"A practical guide for brilliant women like you", says the subtitle. It is truly the whole point made by Tara Mohr. We are all brillant women but we are mostly not aware of it.
Your own playing big
Why is this matter of fact? The author attempts to answer this question throughout this volume and starts by explaining how we, first, need to reconsider our idea of success as it may be somewhat deeply anchored in us and highly influenced by society.
So here you have the right and even the necessity to find out what is success for you, the one that fits you, the one you are made for, the current one of where you are in life and not the neighbour‘s one. In other words: your own playing big. Wow, that’s refreshing! From that starting point, we can then explore all the possibilities to reach that personal success and particularly what prevents us from attaining it or what slows us down…

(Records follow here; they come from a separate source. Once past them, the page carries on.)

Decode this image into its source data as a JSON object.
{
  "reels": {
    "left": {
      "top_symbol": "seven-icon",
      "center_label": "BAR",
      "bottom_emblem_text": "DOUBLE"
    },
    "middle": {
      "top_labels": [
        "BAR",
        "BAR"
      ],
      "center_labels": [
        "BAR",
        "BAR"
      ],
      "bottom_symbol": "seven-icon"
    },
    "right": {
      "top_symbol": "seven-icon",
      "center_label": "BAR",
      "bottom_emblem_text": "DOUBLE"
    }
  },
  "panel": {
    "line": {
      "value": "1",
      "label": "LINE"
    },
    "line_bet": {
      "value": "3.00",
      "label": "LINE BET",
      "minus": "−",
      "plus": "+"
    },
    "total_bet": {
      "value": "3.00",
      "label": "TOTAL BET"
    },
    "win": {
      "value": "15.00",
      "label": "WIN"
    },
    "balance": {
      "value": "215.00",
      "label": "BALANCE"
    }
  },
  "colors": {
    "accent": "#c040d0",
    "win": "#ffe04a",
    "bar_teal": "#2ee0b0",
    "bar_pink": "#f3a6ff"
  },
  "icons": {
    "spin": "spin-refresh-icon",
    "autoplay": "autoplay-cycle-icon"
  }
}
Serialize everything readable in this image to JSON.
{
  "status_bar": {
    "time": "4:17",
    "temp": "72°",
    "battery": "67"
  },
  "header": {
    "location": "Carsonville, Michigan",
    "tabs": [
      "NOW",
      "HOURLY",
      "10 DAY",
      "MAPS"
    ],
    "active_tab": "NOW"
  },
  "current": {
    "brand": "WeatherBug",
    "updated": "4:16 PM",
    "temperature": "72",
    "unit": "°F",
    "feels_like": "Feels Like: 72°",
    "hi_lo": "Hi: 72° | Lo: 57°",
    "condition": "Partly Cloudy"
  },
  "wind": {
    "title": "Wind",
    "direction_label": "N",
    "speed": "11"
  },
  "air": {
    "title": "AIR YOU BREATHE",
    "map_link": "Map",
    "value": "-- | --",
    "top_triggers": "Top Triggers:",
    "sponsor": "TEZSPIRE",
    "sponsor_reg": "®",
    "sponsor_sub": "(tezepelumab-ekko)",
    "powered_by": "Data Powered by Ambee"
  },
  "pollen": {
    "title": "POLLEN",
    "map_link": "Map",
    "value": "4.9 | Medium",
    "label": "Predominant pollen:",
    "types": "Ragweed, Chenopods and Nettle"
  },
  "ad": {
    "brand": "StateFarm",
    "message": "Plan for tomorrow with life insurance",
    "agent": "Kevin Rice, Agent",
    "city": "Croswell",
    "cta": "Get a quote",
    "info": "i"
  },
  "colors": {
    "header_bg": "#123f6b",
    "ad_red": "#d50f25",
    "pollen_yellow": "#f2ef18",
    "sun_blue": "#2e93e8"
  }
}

It is not about the old-school notion of playing big — more money, more prestigious title, a bigger empire, or fame. It’s about you living with a sense of greater freedom to express your voice and pursue your aspirations. It’s playing big according to what playing big truly means to you.
Indeed, the author, through various examples, unveils how as women we tend to put in place, consciously or not, numerous strategies or habits that refrain us to play big, starting projects or jumping into our dream life. Among them, we find the inner critic that can be very strong in our life and so how we desperately need to connect or reconnect ourselves with our inner mentor, the wisdom voice that dwells in each of us. Fears are also decrypted in deep and original ways, which brought so much clarity to apprehending them.
The good student syndrom
The praises and criticisms we face often disorient and question our abilities. She also unmasks how school education has shaped us and the way we, in particular women, relate to authority. The "good-student girls" we learn to be for years in school may be counterproductive for playing big professional life and so on.
Moreover, she did not leave us with all these observed obstacles but show how by identifying them, by picking them up when they arise in our lives, we can now better manage, go over, and overcome them and why not leap into a new life, project or even entering our call. Several tools with concrete examples of other women’s lives and challenges help the reader to relate to one’s own life and therefore made this book a truly practical guide.
Playing big doesn’t come from working more, pushing harder, finding confidence. It comes from listening to the most powerful and secure part of you, not the voice of self-doubt.
It's never too late!
Another point that I found very interesting is the fact that we need others and shouldn’t remain in our isolated "cave." Daring to share and broaden out truly helps us to bloom wherever we are.
Along with my reading of "Playing Big," I went back through my college years, my first jobs but also my life as a mother ever since. I saw all my fears during these years, how many times I didn’t dare because of many wrong reasons or groundless fears. I wish I had all these pieces of advice and clear perspectives at that time. But the good news is that life is a learning process that will never end. Wherever we are in our journey, it is never too late to jump into more, more meaning, more sense in what we do. We are all unique, gifted with specific capacities and qualities waiting to be developed. Whatever our age!
We all have callings, but most of the time we play small by denying them. One of the most important and fulfilling parts of playing biggers moving from resisting your callings to embracing them.
I definitively recommend this book to EVERY woman. It was for me a dynamic moment, almost a therapy, a journey that may point out where it hurts and where it resists, but also to better let it go(ooooo), to move on and also – why not play bigger?
In short: to be read and reread!
Oh! And last but not last, one of my favorite quotes:
Journaling is a tool for playing bigger because change begins with self-awareness. Writing enables you to figure out what you are really thinking and really feeling.
While we can often get into unhelpful rumination or worrying when we simply ponder a topic, when we write about it we move forward in our thinking. New truths emerge after three or five or ten minutes of putting pen to paper.
📝 Written by Anne-Laure, kindly corrected by Carlyann.
Disclaimer: The opinions are not sponsored and are of our own initiative.
 Playing Big, A practical Guide For A Brilliant Women Like You, Tara Mohr, Arrow Books, 304 p.